Industry and Commerce minister Mike Bimha told a news briefing in Harare that global steel prices were firming, and government was keen to revive the integrated steelworks.
“We are, at the moment, looking for investors,” Bimha said.“Actually, we have had a lot of interested investors even before the debt issue was resolved. Looking at the end of January 2017, we will be able to zero in and short-list these investors.
“We are not just approaching the situation as it was before because a number of things have changed. “As you are aware, in the past we needed an investor to take over Zisco’s debt but government, through Finance ministry, has announced that it will take over the debt.”
Bimha said bickering in the inclusive government between the Mines and Industry ministries stalled progress on Ziscosteel.During the national budget consultative meetings held by the parliamentary finance committee in Redcliff in early December, workers implored the government to put the Ziscosteel issue as a priority in the treasury’s plans for next year.
David Chapfika chaired the heated meetings. “Zisco is a special case and deserves special attention. In my report I am going to make sure that the Zisco issue is a priority for the 2017 budget,” Chapfika said then.

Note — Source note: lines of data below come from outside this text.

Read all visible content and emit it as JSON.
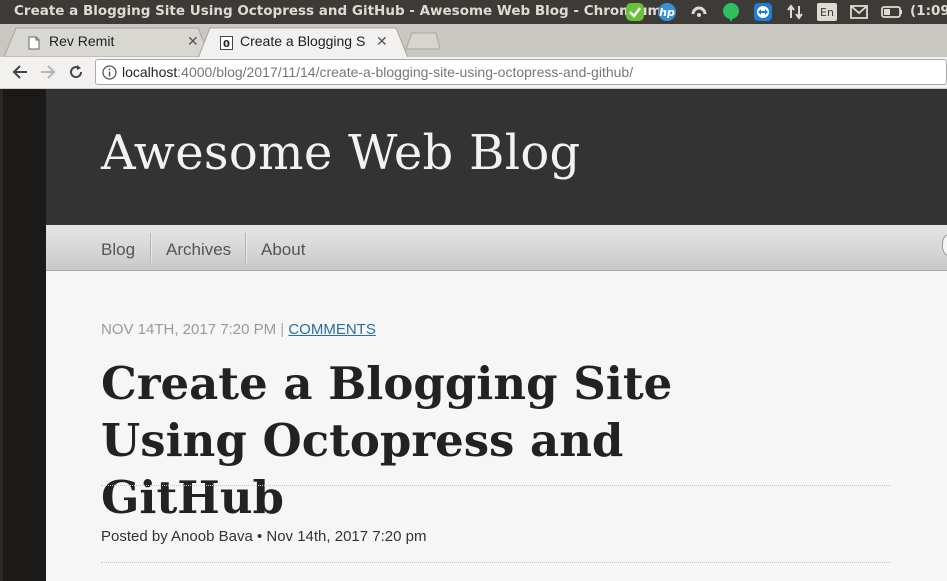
{
  "system_bar": {
    "window_title": "Create a Blogging Site Using Octopress and GitHub - Awesome Web Blog - Chromium",
    "keyboard_layout": "En",
    "clock": "(1:09,",
    "tray_icons": [
      "checkmark-app-icon",
      "hp-icon",
      "sync-icon",
      "evernote-icon",
      "teamviewer-icon",
      "network-icon",
      "keyboard-layout-icon",
      "mail-icon",
      "battery-icon"
    ]
  },
  "tabs": [
    {
      "label": "Rev Remit",
      "icon": "page-icon",
      "active": false
    },
    {
      "label": "Create a Blogging S",
      "icon": "octopress-favicon",
      "active": true
    }
  ],
  "address_bar": {
    "host": "localhost",
    "path": ":4000/blog/2017/11/14/create-a-blogging-site-using-octopress-and-github/"
  },
  "blog": {
    "title": "Awesome Web Blog",
    "nav": [
      "Blog",
      "Archives",
      "About"
    ]
  },
  "post": {
    "date": "NOV 14TH, 2017 7:20 PM",
    "separator": "|",
    "comments_link": "COMMENTS",
    "title": "Create a Blogging Site Using Octopress and GitHub",
    "byline": "Posted by Anoob Bava  •  Nov 14th, 2017 7:20 pm"
  },
  "colors": {
    "header_bg": "#333333",
    "link": "#2a6ea6",
    "topbar_bg": "#3c3b37"
  }
}
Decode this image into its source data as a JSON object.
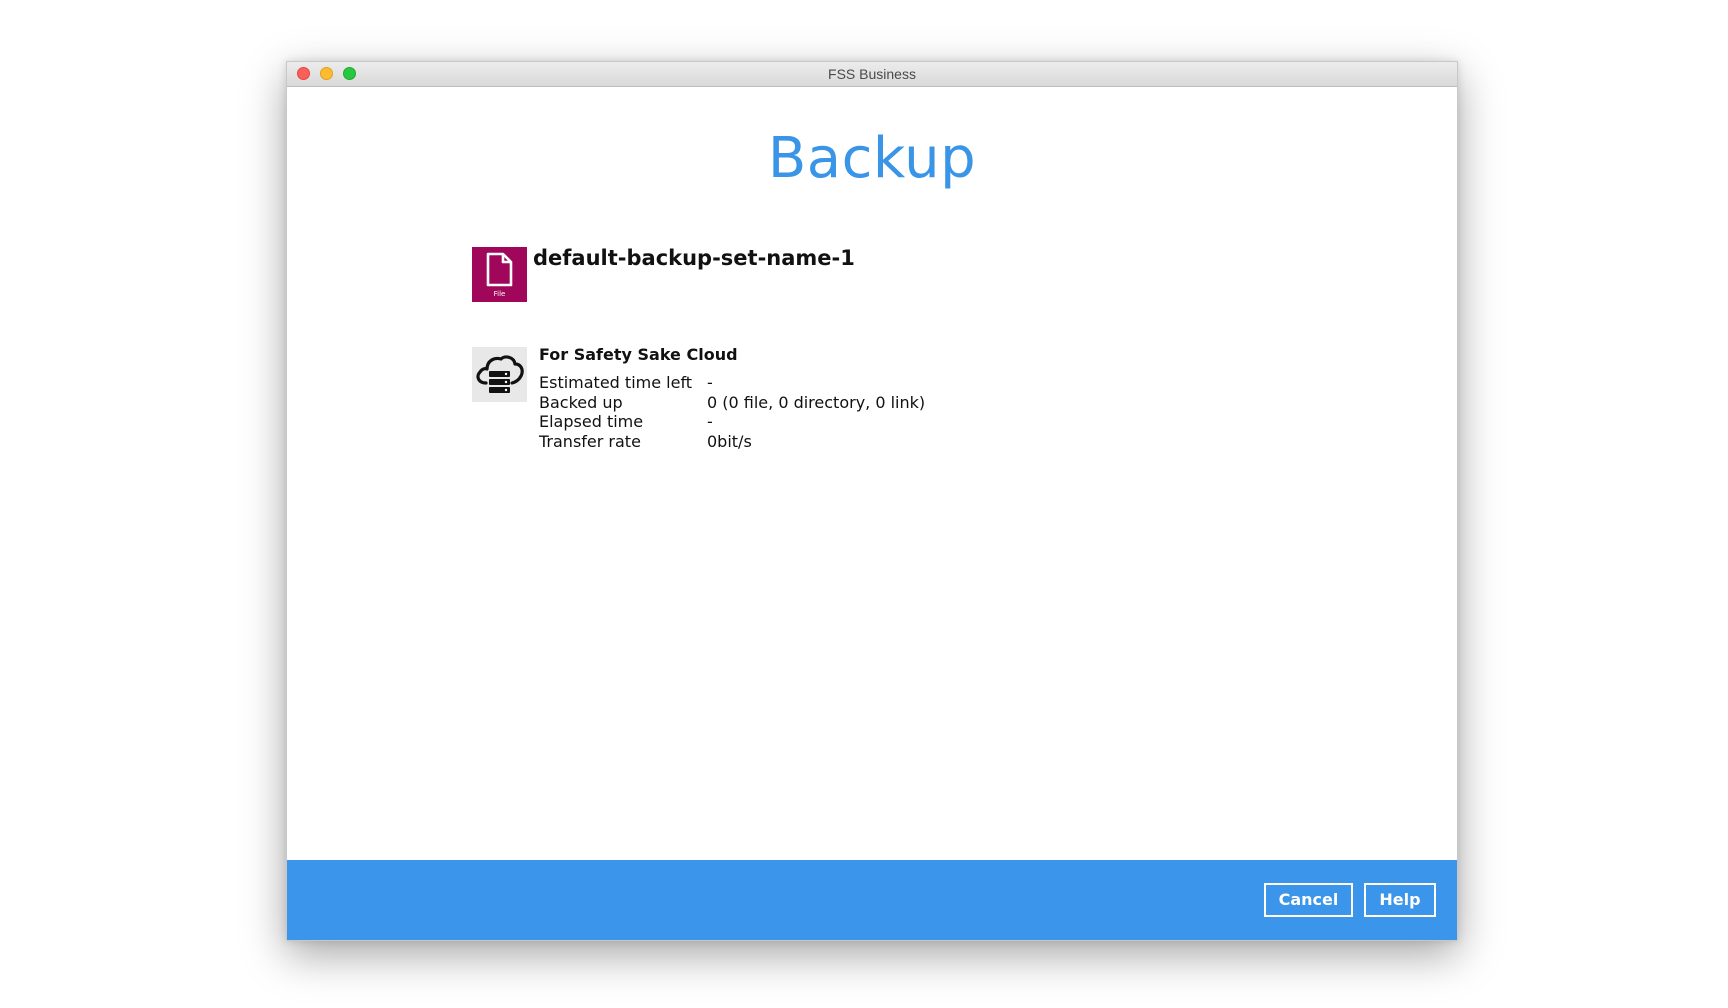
{
  "window": {
    "title": "FSS Business"
  },
  "page": {
    "title": "Backup"
  },
  "backup_set": {
    "icon": "file-icon",
    "icon_label": "File",
    "name": "default-backup-set-name-1"
  },
  "destination": {
    "icon": "cloud-server-icon",
    "name": "For Safety Sake Cloud",
    "stats": [
      {
        "label": "Estimated time left",
        "value": "-"
      },
      {
        "label": "Backed up",
        "value": "0 (0 file, 0 directory, 0 link)"
      },
      {
        "label": "Elapsed time",
        "value": "-"
      },
      {
        "label": "Transfer rate",
        "value": "0bit/s"
      }
    ]
  },
  "footer": {
    "cancel_label": "Cancel",
    "help_label": "Help"
  },
  "colors": {
    "accent": "#3a95e7",
    "footer": "#3a95eb",
    "file_icon_bg": "#a0075a"
  }
}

But Chinamasa skirted the issue in his 2017 spending plan. Zimbabwe has already shed off thousands of jobs due to a shrink in the economy.